Lebron James is a free agent and choosing where to play basketball next season. What if he factored the city’s water utilities and water bodies into the decision? In this episode, we discuss a few of the attributes and programs of the five cities that sports experts predict as the most likely destinations for Lebron – Cleveland, Los Angeles, Philadelphia, Houston, and Boston. Disclaimer: Lebron is unfortunately not a guest on this episode.
Ned Beecher is the Executive Director of the North East Biosolids & Residuals Association. In this episode, Ned discusses the many benefits of biosolids, including diverting waste from landfills, improving agricultural production, restoring land damaged by mining and fires, and remediating Superfund sites. He also talks about safety issues around emerging contaminants and the role of biosolids in addressing climate change.
Kathryn Sorenson is the Director of Phoenix Water Services. In this episode, Kathryn discusses how the utility collects, distributes, and treats water in the desert home of the fifth-most populated city in the United States. She also talks about how Phoenix has decreased water consumption and replenished vital groundwater, the continuation of ancient Native American practices for moving water via canals, the oasis known as the Tres Rios wetlands, and a new biogas project that means all resources are recovered at the city’s largest treatment plant.
Dr. Bruce Rittmann is the director of the Swette Center for Environmental Biotechnology at the Biodesign Institute at Arizona State University. He was named the 2018 Stockholm Water Prize Laureate for revolutionizing water and wastewater treatment. In this episode, Bruce discusses how his first job at a wastewater plant shaped his career, the cutting-edge use of microbial communities to convert pollutants into resources, and how mathematical modeling can improve the treatment process.

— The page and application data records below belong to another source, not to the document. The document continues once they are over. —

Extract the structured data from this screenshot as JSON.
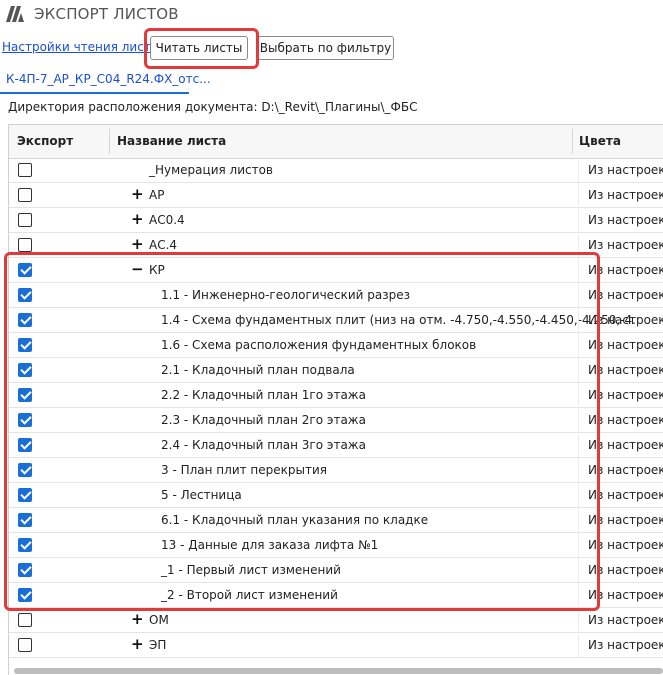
{
  "app": {
    "title": "ЭКСПОРТ ЛИСТОВ",
    "logo_icon": "brand-logo-icon"
  },
  "toolbar": {
    "read_settings_link": "Настройки чтения листов",
    "read_sheets_label": "Читать листы",
    "filter_label": "Выбрать по фильтру"
  },
  "document": {
    "tab_label": "К-4П-7_АР_КР_С04_R24.ФХ_отс...",
    "directory_label": "Директория расположения документа: D:\\_Revit\\_Плагины\\_ФБС"
  },
  "grid": {
    "columns": {
      "export": "Экспорт",
      "sheet_name": "Название листа",
      "colors": "Цвета"
    },
    "rows": [
      {
        "checked": false,
        "expander": "",
        "level": 0,
        "name": "_Нумерация листов",
        "colors": "Из настроек"
      },
      {
        "checked": false,
        "expander": "+",
        "level": 0,
        "name": "АР",
        "colors": "Из настроек"
      },
      {
        "checked": false,
        "expander": "+",
        "level": 0,
        "name": "АС0.4",
        "colors": "Из настроек"
      },
      {
        "checked": false,
        "expander": "+",
        "level": 0,
        "name": "АС.4",
        "colors": "Из настроек"
      },
      {
        "checked": true,
        "expander": "−",
        "level": 0,
        "name": "КР",
        "colors": "Из настроек"
      },
      {
        "checked": true,
        "expander": "",
        "level": 1,
        "name": "1.1 - Инженерно-геологический разрез",
        "colors": "Из настроек"
      },
      {
        "checked": true,
        "expander": "",
        "level": 1,
        "name": "1.4 - Схема фундаментных плит (низ на отм. -4.750,-4.550,-4.450,-4.250,-4.",
        "colors": "Из настроек"
      },
      {
        "checked": true,
        "expander": "",
        "level": 1,
        "name": "1.6 - Схема расположения фундаментных блоков",
        "colors": "Из настроек"
      },
      {
        "checked": true,
        "expander": "",
        "level": 1,
        "name": "2.1 - Кладочный план подвала",
        "colors": "Из настроек"
      },
      {
        "checked": true,
        "expander": "",
        "level": 1,
        "name": "2.2 - Кладочный план 1го этажа",
        "colors": "Из настроек"
      },
      {
        "checked": true,
        "expander": "",
        "level": 1,
        "name": "2.3 - Кладочный план 2го этажа",
        "colors": "Из настроек"
      },
      {
        "checked": true,
        "expander": "",
        "level": 1,
        "name": "2.4 - Кладочный план 3го этажа",
        "colors": "Из настроек"
      },
      {
        "checked": true,
        "expander": "",
        "level": 1,
        "name": "3 - План плит перекрытия",
        "colors": "Из настроек"
      },
      {
        "checked": true,
        "expander": "",
        "level": 1,
        "name": "5 - Лестница",
        "colors": "Из настроек"
      },
      {
        "checked": true,
        "expander": "",
        "level": 1,
        "name": "6.1 - Кладочный план указания по кладке",
        "colors": "Из настроек"
      },
      {
        "checked": true,
        "expander": "",
        "level": 1,
        "name": "13 - Данные для заказа лифта №1",
        "colors": "Из настроек"
      },
      {
        "checked": true,
        "expander": "",
        "level": 1,
        "name": "_1 - Первый лист изменений",
        "colors": "Из настроек"
      },
      {
        "checked": true,
        "expander": "",
        "level": 1,
        "name": "_2 - Второй лист изменений",
        "colors": "Из настроек"
      },
      {
        "checked": false,
        "expander": "+",
        "level": 0,
        "name": "ОМ",
        "colors": "Из настроек"
      },
      {
        "checked": false,
        "expander": "+",
        "level": 0,
        "name": "ЭП",
        "colors": "Из настроек"
      }
    ]
  },
  "highlight_color": "#e03a3a",
  "accent_color": "#1a6fd6"
}
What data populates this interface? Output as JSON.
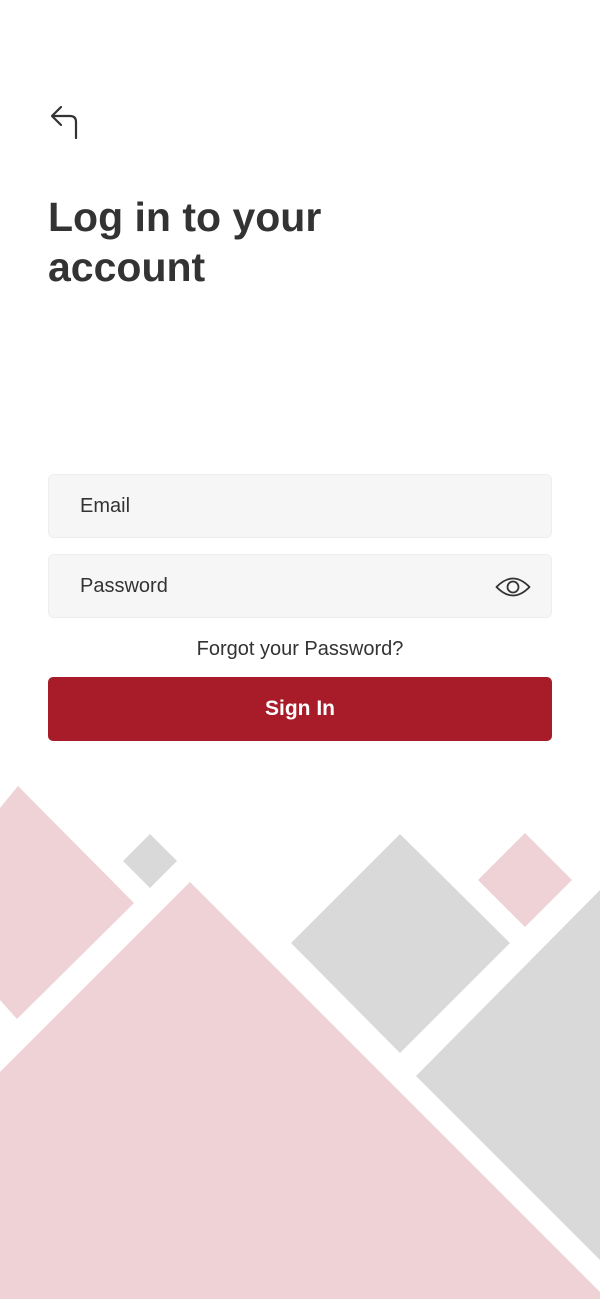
{
  "header": {
    "back_icon": "back-arrow-icon",
    "title": "Log in to your account"
  },
  "form": {
    "email_placeholder": "Email",
    "email_value": "",
    "password_placeholder": "Password",
    "password_value": "",
    "password_toggle_icon": "eye-icon",
    "forgot_password_label": "Forgot your Password?",
    "sign_in_label": "Sign In"
  },
  "colors": {
    "primary": "#a81c2a",
    "text": "#333333",
    "field_background": "#f6f6f6",
    "decoration_pink": "#eed2d5",
    "decoration_gray": "#d9d9d9"
  }
}
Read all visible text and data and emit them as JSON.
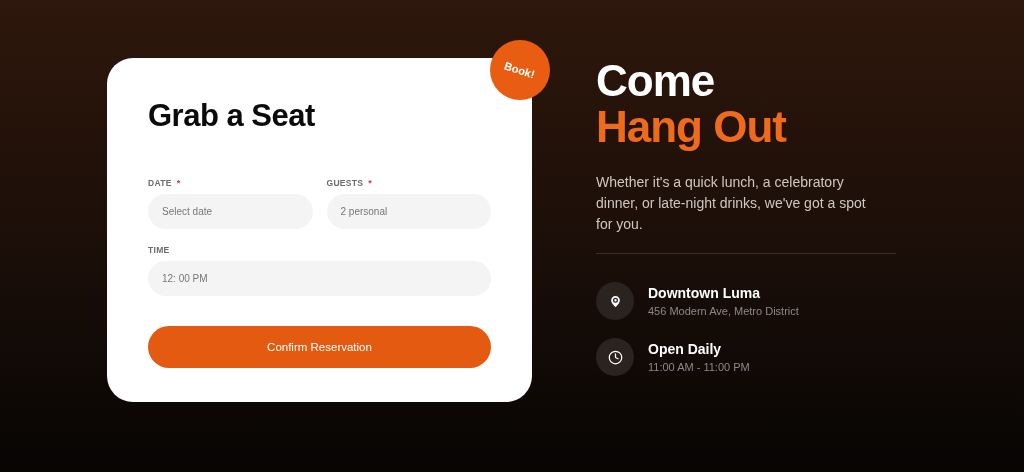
{
  "card": {
    "title": "Grab a Seat",
    "badge": "Book!",
    "fields": [
      {
        "label": "DATE",
        "required_mark": "*",
        "placeholder": "Select date",
        "kind": "half"
      },
      {
        "label": "GUESTS",
        "required_mark": "*",
        "placeholder": "2 personal",
        "kind": "half"
      },
      {
        "label": "TIME",
        "placeholder": "12: 00 PM",
        "kind": "full"
      }
    ],
    "button": "Confirm Reservation"
  },
  "info": {
    "heading_line_1": "Come",
    "heading_line_2": "Hang Out",
    "description": "Whether it's a quick lunch, a celebratory dinner, or late-night drinks, we've got a spot for you.",
    "items": [
      {
        "kind": "location",
        "title": "Downtown Luma",
        "detail": "456 Modern Ave, Metro District"
      },
      {
        "kind": "hours",
        "title": "Open Daily",
        "detail": "11:00 AM - 11:00 PM"
      }
    ]
  }
}
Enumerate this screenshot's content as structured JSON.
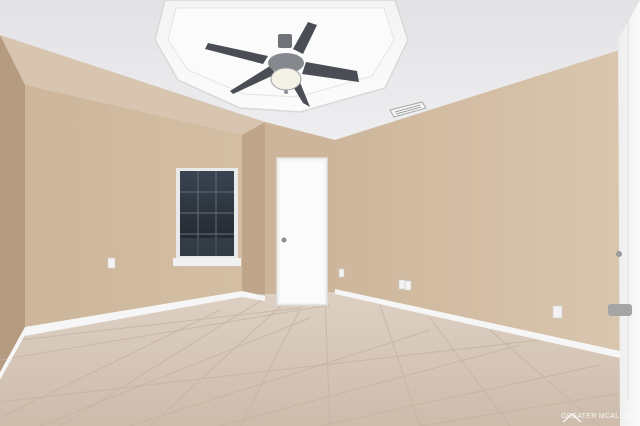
{
  "watermark": {
    "text": "GREATER MCALLEN",
    "icon": "house-roof-icon"
  }
}
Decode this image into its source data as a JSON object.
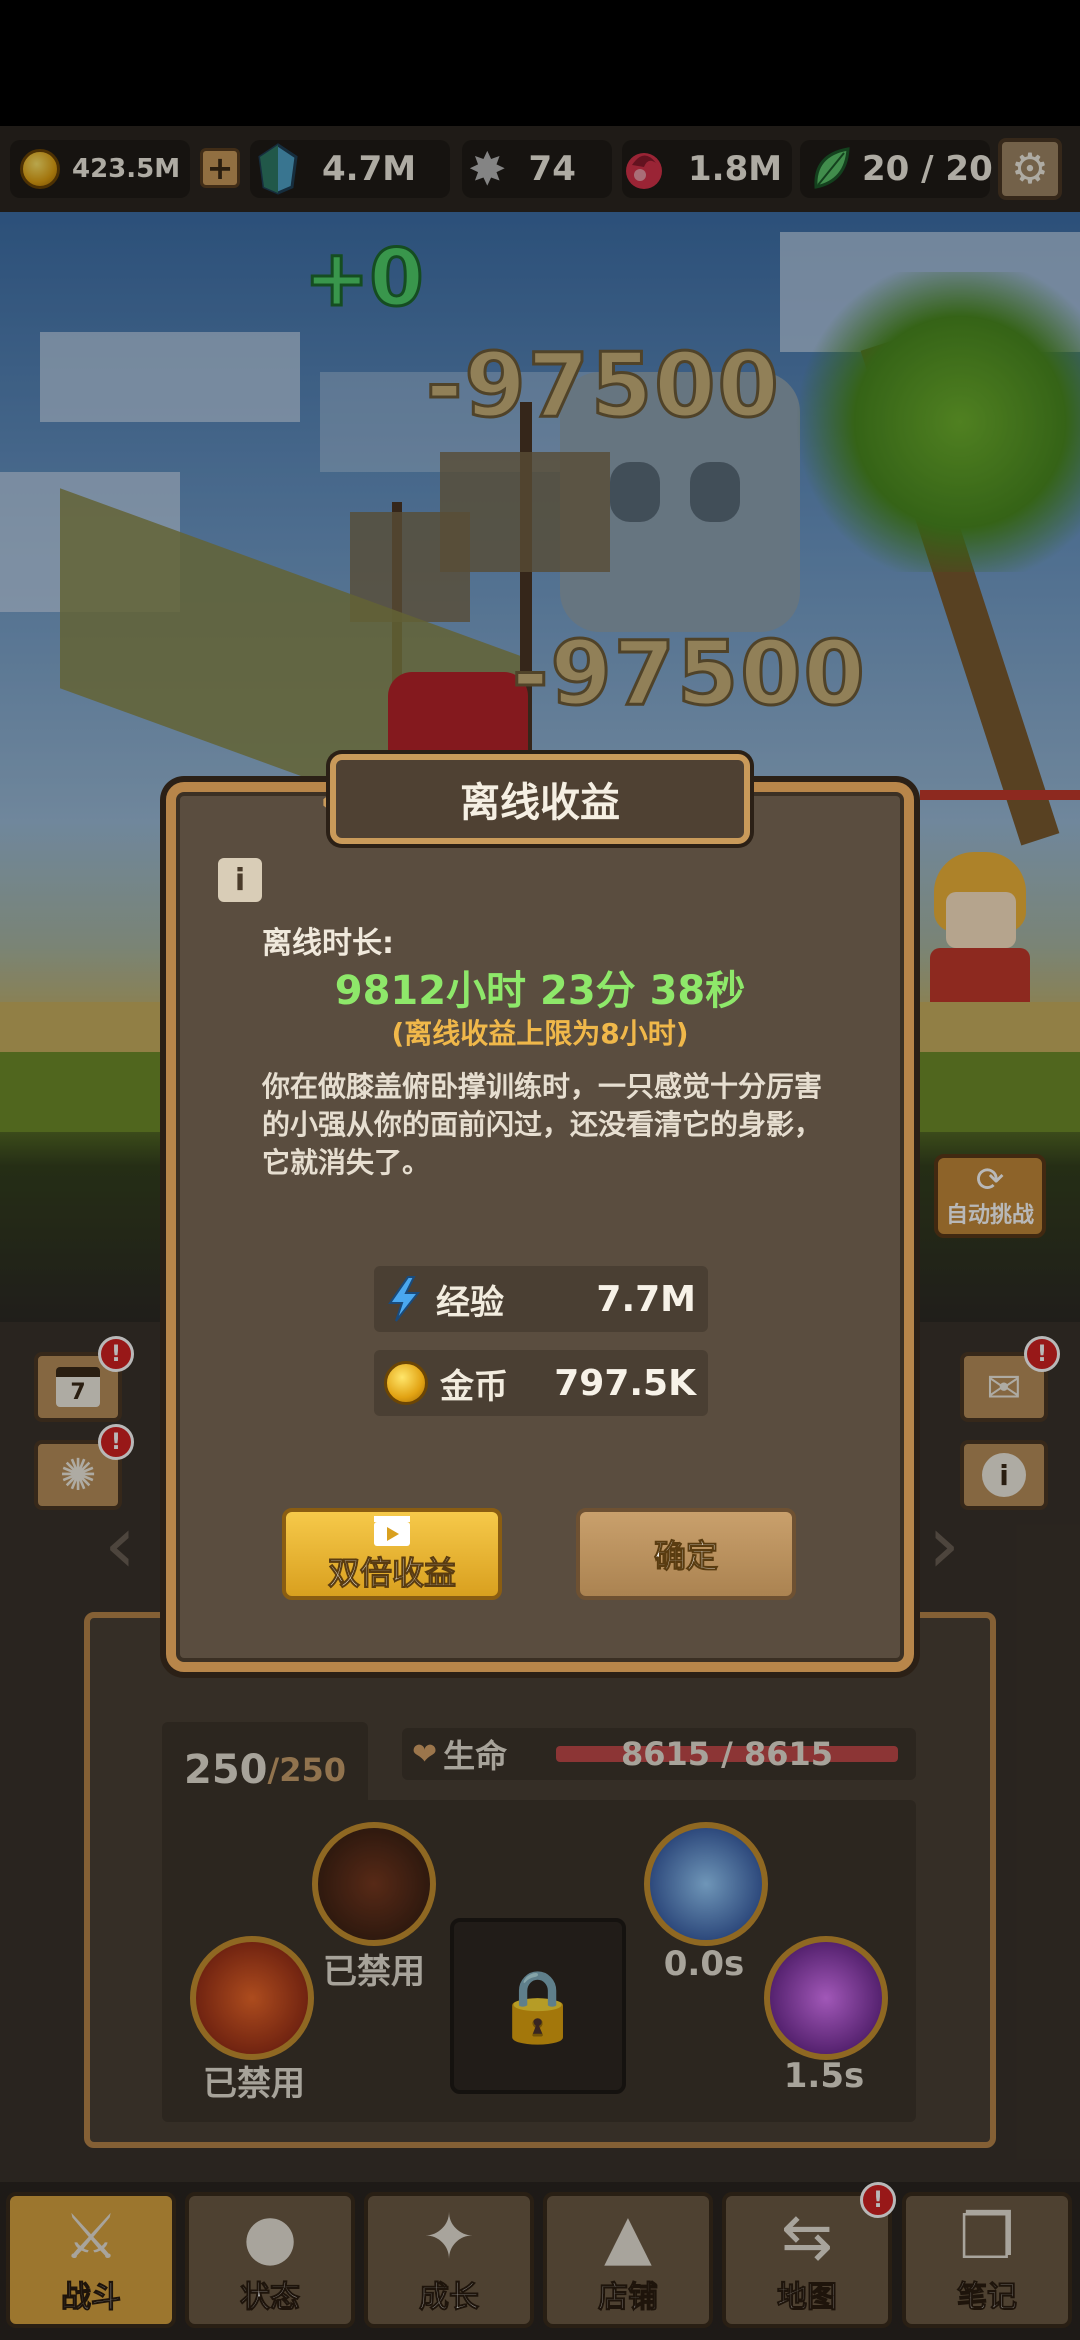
{
  "resources": {
    "gold": "423.5M",
    "add_symbol": "+",
    "gem": "4.7M",
    "star": "74",
    "ruby": "1.8M",
    "energy": "20 / 20"
  },
  "scene": {
    "heal_text": "+0",
    "damage_1": "-97500",
    "damage_2": "-97500",
    "auto_challenge": "自动挑战"
  },
  "side_buttons": {
    "calendar_day": "7",
    "badge": "!"
  },
  "stats": {
    "level_current": "250",
    "level_max": "/250",
    "hp_label": "生命",
    "hp_value": "8615 / 8615"
  },
  "skills": [
    {
      "label": "已禁用"
    },
    {
      "label": "已禁用"
    },
    {
      "label": "0.0s"
    },
    {
      "label": "1.5s"
    }
  ],
  "dialog": {
    "title": "离线收益",
    "info_symbol": "i",
    "duration_label": "离线时长:",
    "duration_value": "9812小时 23分 38秒",
    "limit_note": "(离线收益上限为8小时)",
    "story": "你在做膝盖俯卧撑训练时，一只感觉十分厉害的小强从你的面前闪过，还没看清它的身影，它就消失了。",
    "rewards": [
      {
        "name": "经验",
        "value": "7.7M",
        "icon": "lightning-icon"
      },
      {
        "name": "金币",
        "value": "797.5K",
        "icon": "coin-icon"
      }
    ],
    "double_button": "双倍收益",
    "confirm_button": "确定"
  },
  "tabs": [
    {
      "label": "战斗",
      "icon": "swords-icon"
    },
    {
      "label": "状态",
      "icon": "person-icon"
    },
    {
      "label": "成长",
      "icon": "sparkle-icon"
    },
    {
      "label": "店铺",
      "icon": "tent-icon"
    },
    {
      "label": "地图",
      "icon": "signpost-icon"
    },
    {
      "label": "笔记",
      "icon": "book-icon"
    }
  ],
  "colors": {
    "accent_gold": "#d9a440",
    "exp_green": "#8ee86a",
    "limit_orange": "#f0b84a"
  }
}
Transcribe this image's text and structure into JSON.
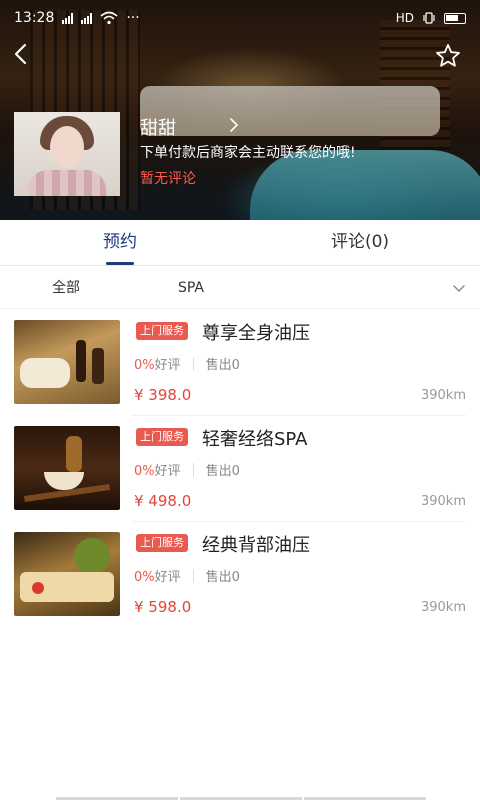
{
  "statusbar": {
    "time": "13:28",
    "network": "HD",
    "more": "···"
  },
  "profile": {
    "name": "甜甜",
    "description": "下单付款后商家会主动联系您的哦!",
    "rating_text": "暂无评论"
  },
  "tabs": [
    {
      "label": "预约",
      "active": true
    },
    {
      "label": "评论(0)",
      "active": false
    }
  ],
  "filter": {
    "all_label": "全部",
    "category_label": "SPA"
  },
  "services": [
    {
      "badge": "上门服务",
      "title": "尊享全身油压",
      "rating_pct": "0%",
      "rating_label": "好评",
      "sold_label": "售出0",
      "price": "¥ 398.0",
      "distance": "390km"
    },
    {
      "badge": "上门服务",
      "title": "轻奢经络SPA",
      "rating_pct": "0%",
      "rating_label": "好评",
      "sold_label": "售出0",
      "price": "¥ 498.0",
      "distance": "390km"
    },
    {
      "badge": "上门服务",
      "title": "经典背部油压",
      "rating_pct": "0%",
      "rating_label": "好评",
      "sold_label": "售出0",
      "price": "¥ 598.0",
      "distance": "390km"
    }
  ],
  "colors": {
    "accent_blue": "#1f3a7a",
    "badge_red": "#e85a4f",
    "price_red": "#e0463b",
    "rating_red": "#ff5a4d"
  },
  "icons": {
    "back": "chevron-left-icon",
    "favorite": "star-outline-icon",
    "profile_more": "chevron-right-icon",
    "filter_expand": "chevron-down-icon"
  }
}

Abigail Gardner is the communications adviser for the Value of Water Campaign and U.S. Water Alliance. In this episode, Abigail talks about the results of a new public opinion poll that found 88 percent of voters support increasing federal investment to rebuild America’s water infrastructure and how that support cuts across age, gender, political party, and geography. She also discusses how results have changed over time, findings on drinking water behavior, and the public’s priorities for wastewater utilities.
Joe Kane is a senior research associate and associate fellow at the Brookings Institution’s Metropolitan Policy Program. In this episode, Joe discusses the key findings of his research on national and local water use patterns in the U.S., how stormwater utilities offer resilient options for communities, and expanded opportunity through infrastructure jobs. He also talks about his ongoing research on the water workforce and offers his perspective on the Water Infrastructure Finance and Innovation Act.
Karen Pallansch is the CEO of Alexandria Renew Enterprises in Virginia. In this episode, Karen talks about the Utility of the Future concept and how wastewater treatment plants are transforming into water resource recovery facilities. She also discusses how AlexRenew embodies a Utility of the Future, particularly through its community engagement, watershed stewardship, and recovery of resources such as water, energy, and nutrients. AlexRenew is one of about 80 utilities that have earned recognition as a Utility of the Future Today.
Paul O’Callaghan is the founder of BlueTech Research and the CEO of O2 Environmental. In this episode, Paul shares his unique insights on water technology, including what makes something innovative, how water technology is connected to trends in the larger economy, the rate of change in the water sector, and how water fares compared to traditional success/failure rates in venture capital.